May 4th, 2006
With these meditative techniques, raising children can be a spiritual practice.
1. Try to imagine the world from your child’s point of view, purposefully letting go of your own. Do this every day for at least a few moments to remind you of who this child is and what he or she faces in the world.
2. Imagine how you appear and sound from your child’s point of view, i.e., having you as a parent today, in this moment. How might this modify how you carry yourself in your body and in space, how you speak, and what you say? How do you want to relate to your child in this moment?
3. Practice seeing your children as perfect just the way they are. See if you can stay mindful of their sovereignty from moment to moment, and work at accepting them as they are when it is hardest for you to do so.
4. Be mindful of your expectations of your children and consider whether they are truly in your child’s best interest. Also, be aware of how you communicate those expectations and how they affect your children.
5. Practice altruism, putting the needs of your children above your own whenever possible. Then see if there isn’t some common ground, where your true needs can also be met. You may be surprised at how much overlap is possible, especially if you are patient and strive for balance.

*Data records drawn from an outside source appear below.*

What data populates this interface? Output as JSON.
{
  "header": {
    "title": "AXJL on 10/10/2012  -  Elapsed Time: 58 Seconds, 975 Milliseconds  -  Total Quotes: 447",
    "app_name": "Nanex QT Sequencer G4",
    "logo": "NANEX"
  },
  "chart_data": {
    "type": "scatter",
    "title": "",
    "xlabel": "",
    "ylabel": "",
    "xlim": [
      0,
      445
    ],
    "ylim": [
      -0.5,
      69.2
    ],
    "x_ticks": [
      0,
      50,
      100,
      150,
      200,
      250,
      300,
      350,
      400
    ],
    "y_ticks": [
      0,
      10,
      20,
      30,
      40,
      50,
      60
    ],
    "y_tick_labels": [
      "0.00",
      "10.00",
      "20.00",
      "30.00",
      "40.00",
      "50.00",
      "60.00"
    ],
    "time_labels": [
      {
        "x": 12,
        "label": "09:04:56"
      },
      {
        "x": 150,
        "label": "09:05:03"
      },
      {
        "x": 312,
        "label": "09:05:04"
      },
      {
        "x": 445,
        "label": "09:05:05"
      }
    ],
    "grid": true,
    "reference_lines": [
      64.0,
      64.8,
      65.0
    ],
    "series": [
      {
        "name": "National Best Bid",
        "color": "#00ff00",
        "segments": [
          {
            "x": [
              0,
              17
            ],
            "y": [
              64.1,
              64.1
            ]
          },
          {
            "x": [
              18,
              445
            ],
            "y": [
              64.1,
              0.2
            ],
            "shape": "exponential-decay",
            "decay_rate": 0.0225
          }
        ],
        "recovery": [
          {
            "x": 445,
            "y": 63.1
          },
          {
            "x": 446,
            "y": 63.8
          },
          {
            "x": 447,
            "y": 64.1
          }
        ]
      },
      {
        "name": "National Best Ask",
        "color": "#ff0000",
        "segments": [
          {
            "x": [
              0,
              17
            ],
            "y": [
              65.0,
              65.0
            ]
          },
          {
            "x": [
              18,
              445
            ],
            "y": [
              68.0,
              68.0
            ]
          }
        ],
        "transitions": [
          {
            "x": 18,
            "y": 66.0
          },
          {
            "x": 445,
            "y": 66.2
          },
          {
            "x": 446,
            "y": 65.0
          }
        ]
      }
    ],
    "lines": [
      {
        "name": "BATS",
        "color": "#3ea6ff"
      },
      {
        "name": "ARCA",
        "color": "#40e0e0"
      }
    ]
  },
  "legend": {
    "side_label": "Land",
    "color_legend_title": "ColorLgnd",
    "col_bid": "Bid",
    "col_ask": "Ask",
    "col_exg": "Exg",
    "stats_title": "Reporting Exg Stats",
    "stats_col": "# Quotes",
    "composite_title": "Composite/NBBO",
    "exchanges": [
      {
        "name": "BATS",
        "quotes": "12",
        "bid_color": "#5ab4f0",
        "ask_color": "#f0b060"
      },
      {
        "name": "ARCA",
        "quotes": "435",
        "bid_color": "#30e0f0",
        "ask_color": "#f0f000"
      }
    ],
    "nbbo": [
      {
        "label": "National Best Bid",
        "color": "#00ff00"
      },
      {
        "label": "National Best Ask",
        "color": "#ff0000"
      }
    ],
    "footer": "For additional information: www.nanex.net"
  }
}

6. When you feel lost, or at a loss, remember to stand still and meditate on the whole by bringing your full attention to the situation, to your child, to yourself, to the family. In doing so, you may go beyond thinking, even good thinking, and perceive intuitively, with the whole of your being, what needs to be done. If that is not clear in any moment, maybe the best thing is to not do anything until it becomes clearer. Sometimes it is good to remain silent.
7. Try embodying silent presence. This will grow out of both formal and informal mindfulness practice over time if you attend to how you carry yourself and what you project in body, mind, and speech. Listen carefully.
8. Learn to live with tension without losing your own balance. In Zen and the Art of Archery, Herrigel describes how he was taught to stand at the point of highest tension effortlessly without shooting the arrow. At the right moment, the arrow mysteriously shoots itself. Practice moving into any moment, however difficult, without trying to change anything and without having to have a particular outcome occur. Simply bring your full awareness and presence to this moment. Practice seeing that whatever comes up is “workable” if you are willing to trust your intuition. Your child needs you to be a center of balance and trustworthiness, a reliable landmark by which he or she can take a bearing within his or her own landscape. Arrow and target need each other. They will find each other best through wise attention and patience.
9. Apologize to your child when you have betrayed a trust in even a little way. Apologies are healing. An apology demonstrates that you have thought about a situation and have come to see it more clearly, or perhaps more from your child’s point of view. But be mindful of being “sorry” too often. It loses its meaning if you are always saying it, making regret into a habit. Then it can become a way not to take responsibility for your actions. Cooking in remorse on occasion is a good meditation. Don’t shut off the stove until the meal is ready.
10. Every child is special, and every child has special needs. Each sees in an entirely unique way. Hold an image of each child in your heart. Drink in their being, wishing them well.
11. There are important times when we need to be clear and strong and unequivocal with children. Let this come as much as possible out of awareness, generosity, and discernment, rather than out of fear, self-righteousness, or the desire to control. Mindful parenting does not mean being overindulgent, neglectful, or weak; nor does it mean being rigid, domineering, and controlling.
12. The greatest gift you can give your child is your self. This means that part of your work as a parent is to keep growing in self-knowledge and awareness. This ongoing work can be furthered by making a time for quiet contemplation in whatever ways feel comfortable to us. We only have right now. Let us use it to its best advantage, for our children’s sake, and for our own.
Mindfulness expert Jon Kabat-Zinn is the author of Wherever You Go, There You Are. Myla Kabat-Zinn has worked as a childbirth educator, birthing assistant, and environmental activist. Excerpted from Everyday Blessings: The Inner Work of Mindful Parenting. Copyright 1997 by Myla Kabat-Zinn and Jon Kabat-Zinn.